There isn’t a lot to do in the area unless you want to day trip to Macon (70 minutes) or Atlanta (2+ hours). However, the Andersonville historic site and Prisoner of War museum is only about 20 minutes away and the Cotton Museum is close by as well. Andersonville was really depressing. Over 13,000 Union POWs died here during the Civil War, at one time dying at a rate of 100 men a day. Individual states later payed homage to these men by erecting monuments from the states (a sampling is shown below). The POW museum is interesting and well displayed, but did not make for happy conversation. Nevertheless, everyone should see this at least once … that was certainly enough for us! While in Andersonville, we ate at Patsy’s Café in town … nice old fashioned café atmosphere with friendly people and three or four tables.
|Patsy's in Andersonville|
|Closeup of Museum Sign|
|Rhode Island's Monument|
|Part of the old stockade at Andersonville Prison|
|Andersonville Prison has been dismantled and is now a field of markers showing the old walls|
|Providence Spring was discovered late in the war and saved many men with fresh water|
|A monument to those buried here at the National Cemetery|
|Outside of the Park, the landscape is almost too idillic|
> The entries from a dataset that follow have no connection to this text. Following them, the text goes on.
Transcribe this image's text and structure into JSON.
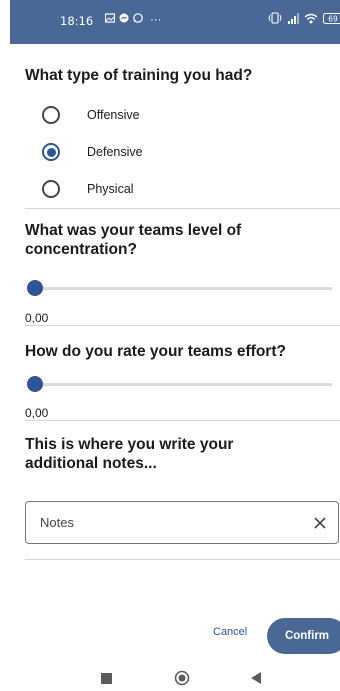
{
  "status_bar": {
    "time": "18:16",
    "more": "···",
    "battery": "69",
    "left_icons": [
      "gallery-icon",
      "messenger-icon",
      "whatsapp-icon"
    ],
    "right_icons": [
      "vibrate-icon",
      "signal-icon",
      "wifi-icon",
      "battery-icon"
    ]
  },
  "training": {
    "question": "What type of training you had?",
    "options": [
      {
        "label": "Offensive",
        "selected": false
      },
      {
        "label": "Defensive",
        "selected": true
      },
      {
        "label": "Physical",
        "selected": false
      }
    ]
  },
  "concentration": {
    "question": "What was your teams level of concentration?",
    "value": 0,
    "value_label": "0,00"
  },
  "effort": {
    "question": "How do you rate your teams effort?",
    "value": 0,
    "value_label": "0,00"
  },
  "notes": {
    "question": "This is where you write your additional notes...",
    "placeholder": "Notes",
    "value": ""
  },
  "actions": {
    "cancel_label": "Cancel",
    "confirm_label": "Confirm"
  },
  "nav": {
    "buttons": [
      "recents-icon",
      "home-icon",
      "back-icon"
    ]
  },
  "colors": {
    "primary": "#2e5596",
    "header": "#4a6896",
    "divider": "#d5d5d8"
  }
}
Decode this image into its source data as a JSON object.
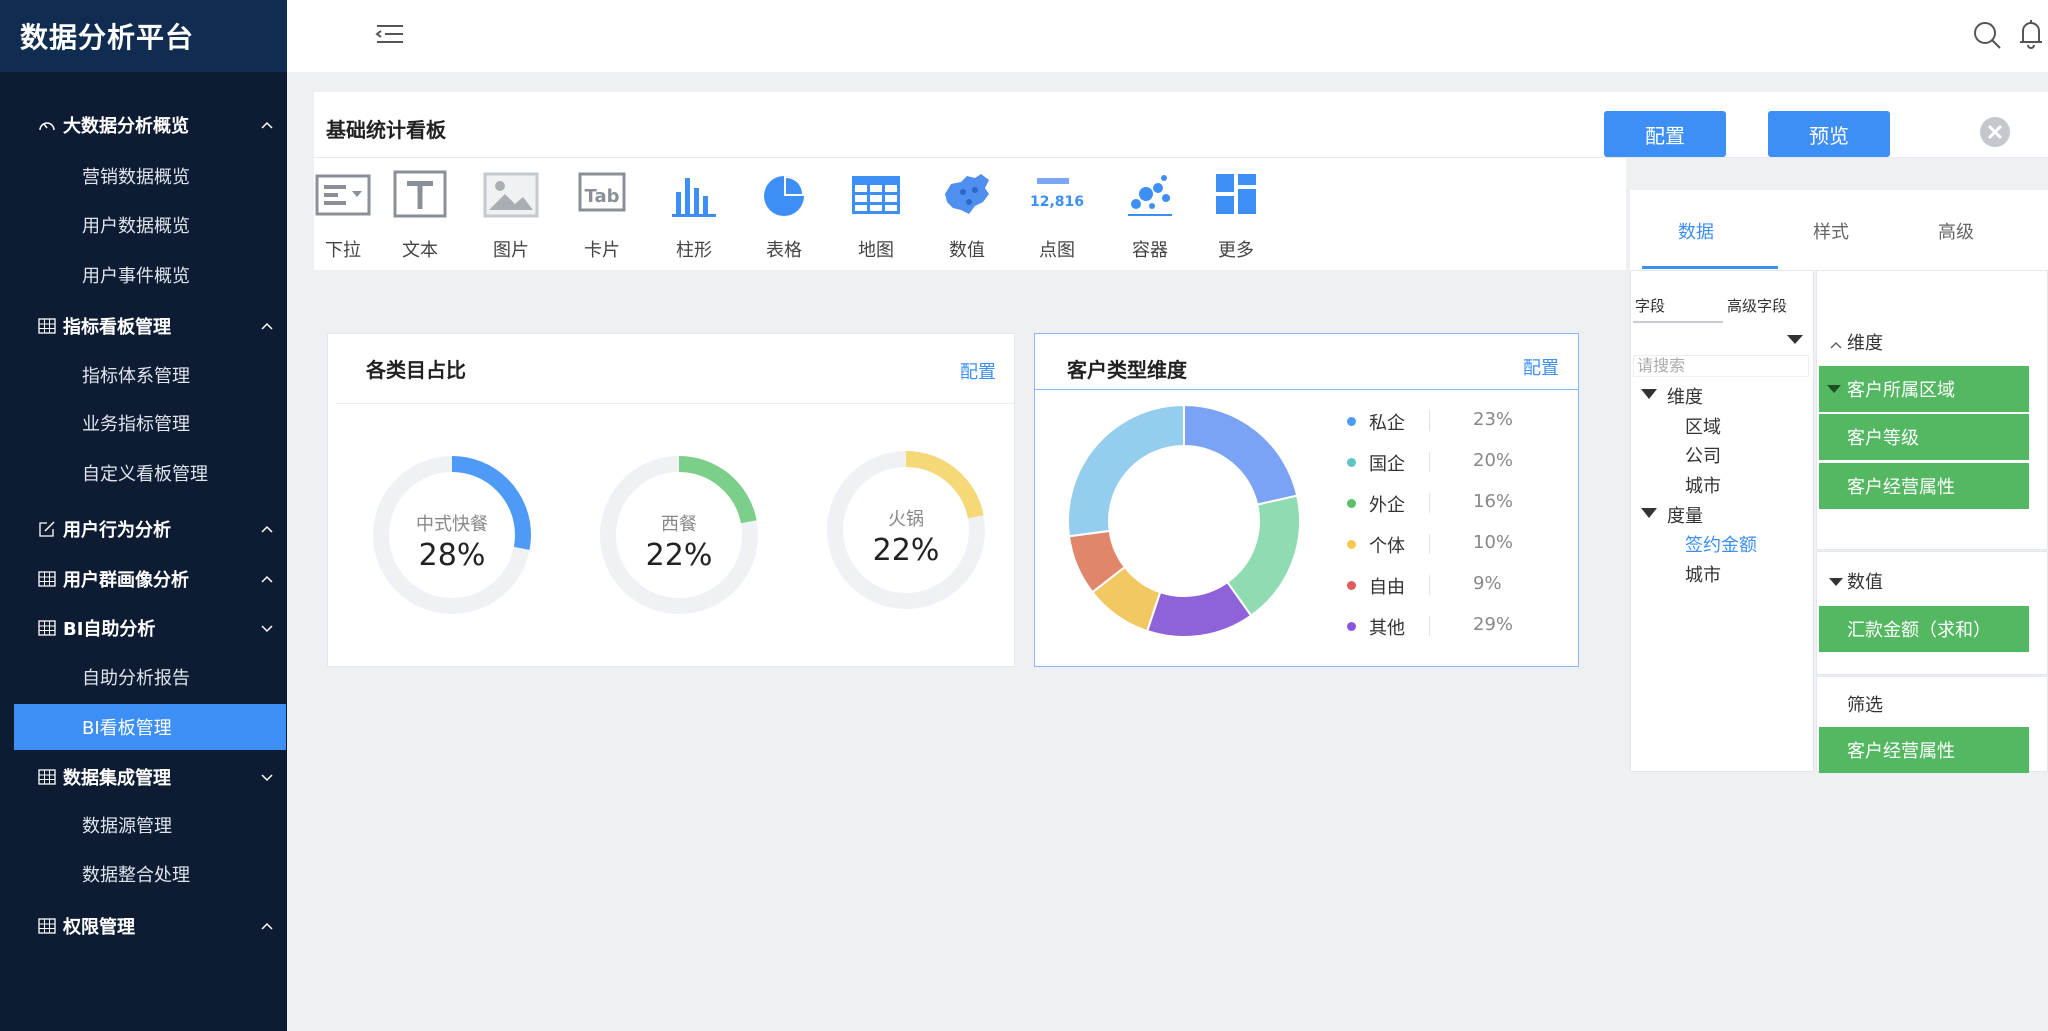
{
  "app": {
    "title": "数据分析平台"
  },
  "sidebar": {
    "groups": [
      {
        "label": "大数据分析概览",
        "icon": "gauge-icon",
        "expanded": true
      },
      {
        "label": "指标看板管理",
        "icon": "table-icon",
        "expanded": true
      },
      {
        "label": "用户行为分析",
        "icon": "edit-icon",
        "expanded": true
      },
      {
        "label": "用户群画像分析",
        "icon": "table-icon",
        "expanded": true
      },
      {
        "label": "BI自助分析",
        "icon": "table-icon",
        "expanded": false
      },
      {
        "label": "数据集成管理",
        "icon": "table-icon",
        "expanded": false
      },
      {
        "label": "权限管理",
        "icon": "table-icon",
        "expanded": true
      }
    ],
    "items": [
      "营销数据概览",
      "用户数据概览",
      "用户事件概览",
      "指标体系管理",
      "业务指标管理",
      "自定义看板管理",
      "自助分析报告",
      "BI看板管理",
      "数据源管理",
      "数据整合处理"
    ],
    "active_item": "BI看板管理"
  },
  "topbar": {
    "icons": [
      "menu-fold-icon",
      "search-icon",
      "bell-icon"
    ]
  },
  "panel": {
    "title": "基础统计看板",
    "config_button": "配置",
    "preview_button": "预览",
    "toolbar": [
      {
        "label": "下拉",
        "icon": "dropdown-widget-icon"
      },
      {
        "label": "文本",
        "icon": "text-widget-icon"
      },
      {
        "label": "图片",
        "icon": "image-widget-icon"
      },
      {
        "label": "卡片",
        "icon": "card-widget-icon"
      },
      {
        "label": "柱形",
        "icon": "bar-chart-icon"
      },
      {
        "label": "表格",
        "icon": "pie-chart-icon"
      },
      {
        "label": "地图",
        "icon": "table-grid-icon"
      },
      {
        "label": "数值",
        "icon": "map-icon"
      },
      {
        "label": "点图",
        "icon": "number-widget-icon",
        "icon_text": "12,816"
      },
      {
        "label": "容器",
        "icon": "scatter-icon"
      },
      {
        "label": "更多",
        "icon": "more-widgets-icon"
      }
    ]
  },
  "cards": {
    "category": {
      "title": "各类目占比",
      "link": "配置",
      "gauges": [
        {
          "label": "中式快餐",
          "value_text": "28%",
          "fraction": 0.28,
          "color": "#4e9bf7"
        },
        {
          "label": "西餐",
          "value_text": "22%",
          "fraction": 0.22,
          "color": "#7ccf8a"
        },
        {
          "label": "火锅",
          "value_text": "22%",
          "fraction": 0.22,
          "color": "#f5d878"
        }
      ]
    },
    "customer": {
      "title": "客户类型维度",
      "link": "配置"
    }
  },
  "chart_data": {
    "type": "pie",
    "donut": true,
    "categories": [
      "私企",
      "国企",
      "外企",
      "个体",
      "自由",
      "其他"
    ],
    "values": [
      23,
      20,
      16,
      10,
      9,
      29
    ],
    "value_labels": [
      "23%",
      "20%",
      "16%",
      "10%",
      "9%",
      "29%"
    ],
    "legend_colors": [
      "#4e9bf7",
      "#5cc6c2",
      "#5cbf6a",
      "#f3c84c",
      "#e05a5a",
      "#8a55dc"
    ],
    "slice_colors": [
      "#7aa2f5",
      "#8fdcb2",
      "#8f62d9",
      "#f2c862",
      "#e0866b",
      "#94cdee"
    ],
    "legend": "right"
  },
  "config_panel": {
    "tabs": [
      "数据",
      "样式",
      "高级"
    ],
    "active_tab": "数据",
    "field_tabs": [
      "字段",
      "高级字段"
    ],
    "search_placeholder": "请搜索",
    "tree": {
      "dimension_label": "维度",
      "dimension_items": [
        "区域",
        "公司",
        "城市"
      ],
      "measure_label": "度量",
      "measure_items": [
        "签约金额",
        "城市"
      ],
      "selected": "签约金额"
    },
    "dimension_slot": {
      "label": "维度",
      "chips": [
        "客户所属区域",
        "客户等级",
        "客户经营属性"
      ]
    },
    "value_slot": {
      "label": "数值",
      "chips": [
        "汇款金额（求和）"
      ]
    },
    "filter_slot": {
      "label": "筛选",
      "chips": [
        "客户经营属性"
      ]
    }
  },
  "colors": {
    "accent": "#3d8ff6",
    "sidebar_bg": "#0e1c33",
    "brand_bg": "#102c50",
    "chip_green": "#54b862"
  }
}
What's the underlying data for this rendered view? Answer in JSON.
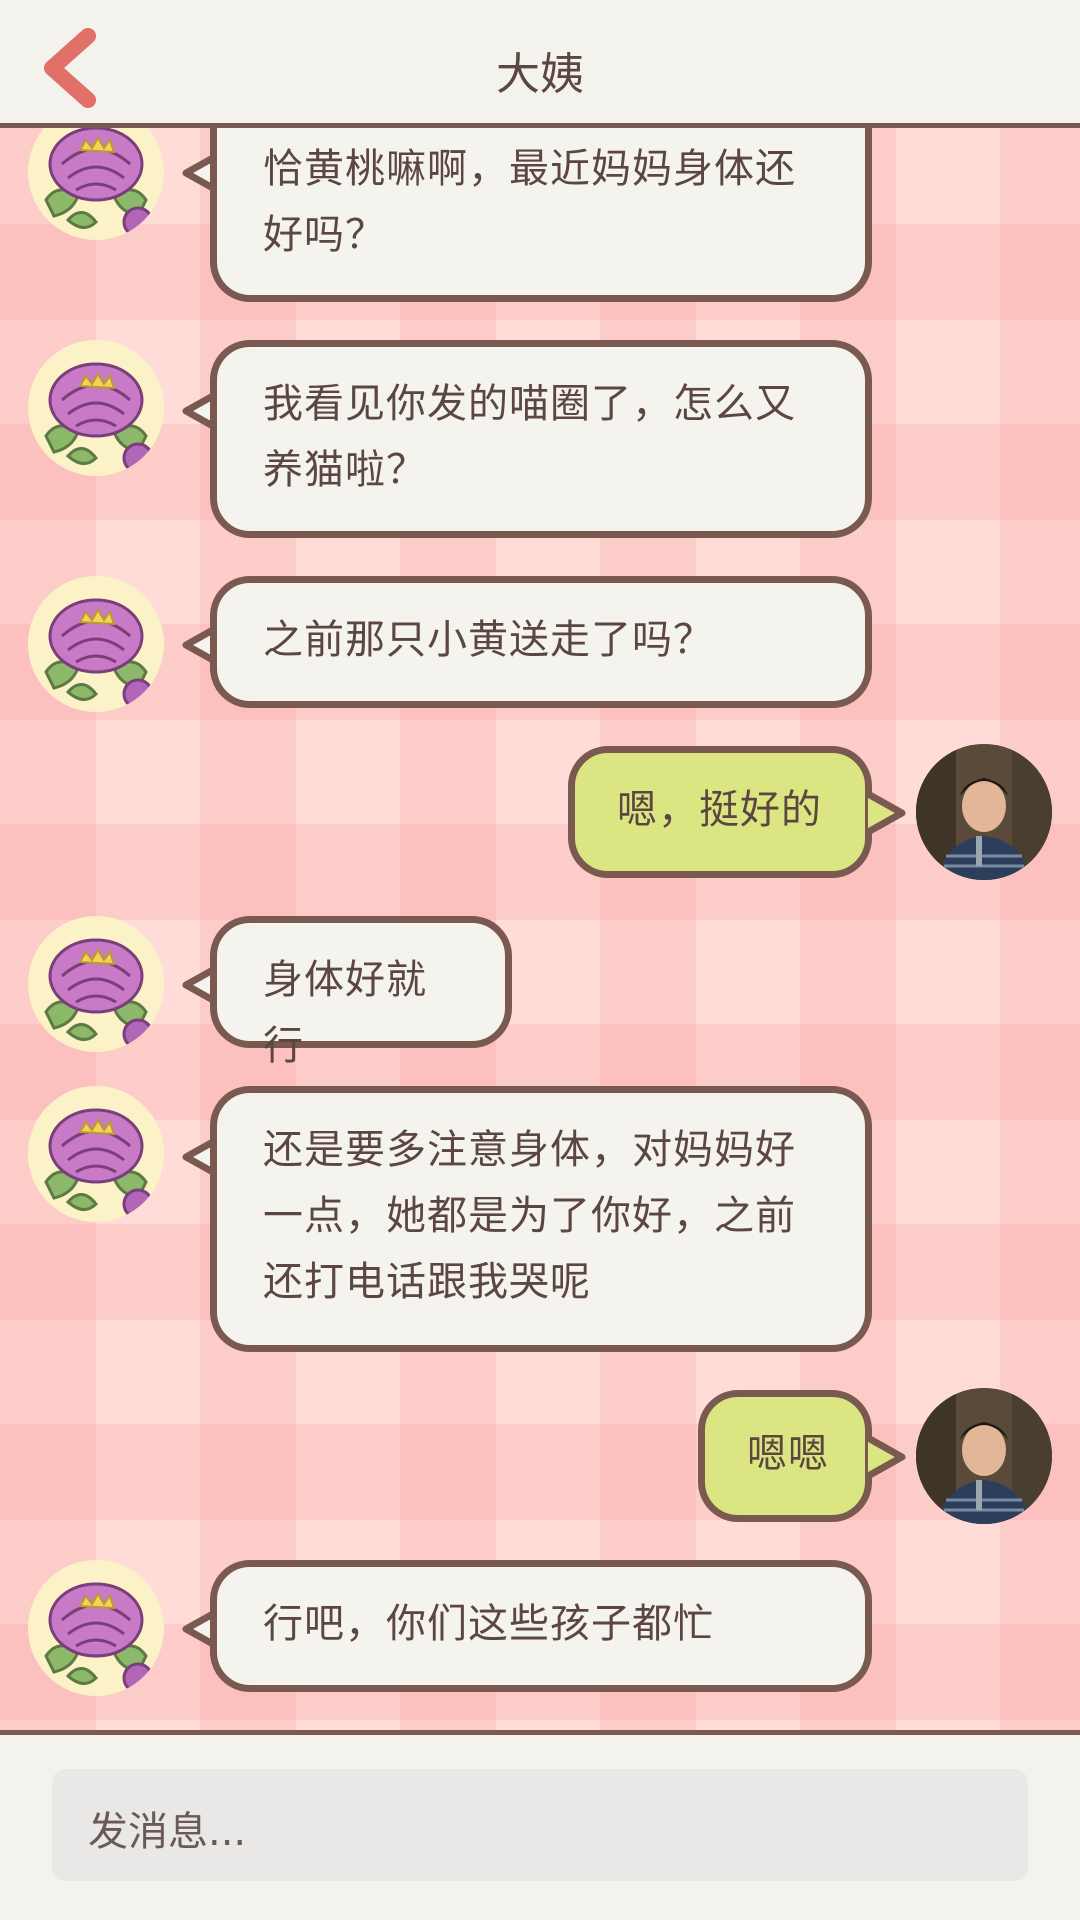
{
  "header": {
    "title": "大姨",
    "back_icon": "chevron-left-icon"
  },
  "colors": {
    "accent_back": "#e07068",
    "border": "#7a5a50",
    "incoming_bubble": "#f5f3ee",
    "outgoing_bubble": "#dbe683",
    "background": "#ffdcd7"
  },
  "messages": [
    {
      "sender": "contact",
      "avatar": "peony-avatar",
      "text": "恰黄桃嘛啊，最近妈妈身体还好吗？"
    },
    {
      "sender": "contact",
      "avatar": "peony-avatar",
      "text": "我看见你发的喵圈了，怎么又养猫啦？"
    },
    {
      "sender": "contact",
      "avatar": "peony-avatar",
      "text": "之前那只小黄送走了吗？"
    },
    {
      "sender": "me",
      "avatar": "user-photo-avatar",
      "text": "嗯，挺好的"
    },
    {
      "sender": "contact",
      "avatar": "peony-avatar",
      "text": "身体好就行"
    },
    {
      "sender": "contact",
      "avatar": "peony-avatar",
      "text": "还是要多注意身体，对妈妈好一点，她都是为了你好，之前还打电话跟我哭呢"
    },
    {
      "sender": "me",
      "avatar": "user-photo-avatar",
      "text": "嗯嗯"
    },
    {
      "sender": "contact",
      "avatar": "peony-avatar",
      "text": "行吧，你们这些孩子都忙"
    }
  ],
  "composer": {
    "placeholder": "发消息..."
  }
}
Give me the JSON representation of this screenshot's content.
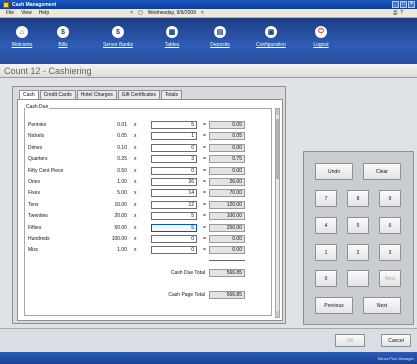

On a happy note, we ate at Yoder’s Deitsch Haus, a Mennonite restaurant in Montezuma, GA. The food is served cafeteria style with each item ala carte. It is really inexpensive, but can add up if your eyes are bigger than your stomach (it all looks really tasty!). Linda had the roast beef and Kim ate the pork tenderloin, with salad, vegetables, potatoes, and pie. Linda’s cherry pie was nice, but Kim’s shoofly pie was terrific. They are closed on Sunday and Monday but open the rest of the week for lunch (11 a.m. – 2:00 p.m.) and dinner (5 p.m.). We also tried Country Boys Cookin’ BBQ in Unadilla next to the Piggly Wiggly. It is a little store front place with one long table to sit at, but the food is a good example of Georgia’s version of BBQ. Another place we ate was Emilio’s Café in Bonaire, GA. It is a bit of drive … around 30 minutes and is located in a strip mall. However, it is worth the trip. We split a Cuban sandwich with rice and black beans … very authentic … and then had the Tres Leche cake for dessert with Cuban coffee. Don’t miss this cake!! It is mouthwateringly good!!! Finally, a must do is … the Ellis Bros. pecan shop. They carry pecans, peanuts, honey, and all kinds of other mouthwatering treats. We bought a pound of dark chocolate covered pecans, ½ pound of dark chocolate amaretto covered pecans, ½ pound of dark chocolate espresso beans, 2 jars of different honeys and 3 lbs of fresh runners (peanuts). Would of bought more but we dragged each other out of the store, slobbering all the way!
Until Next Time ... Keep Doing What You Love!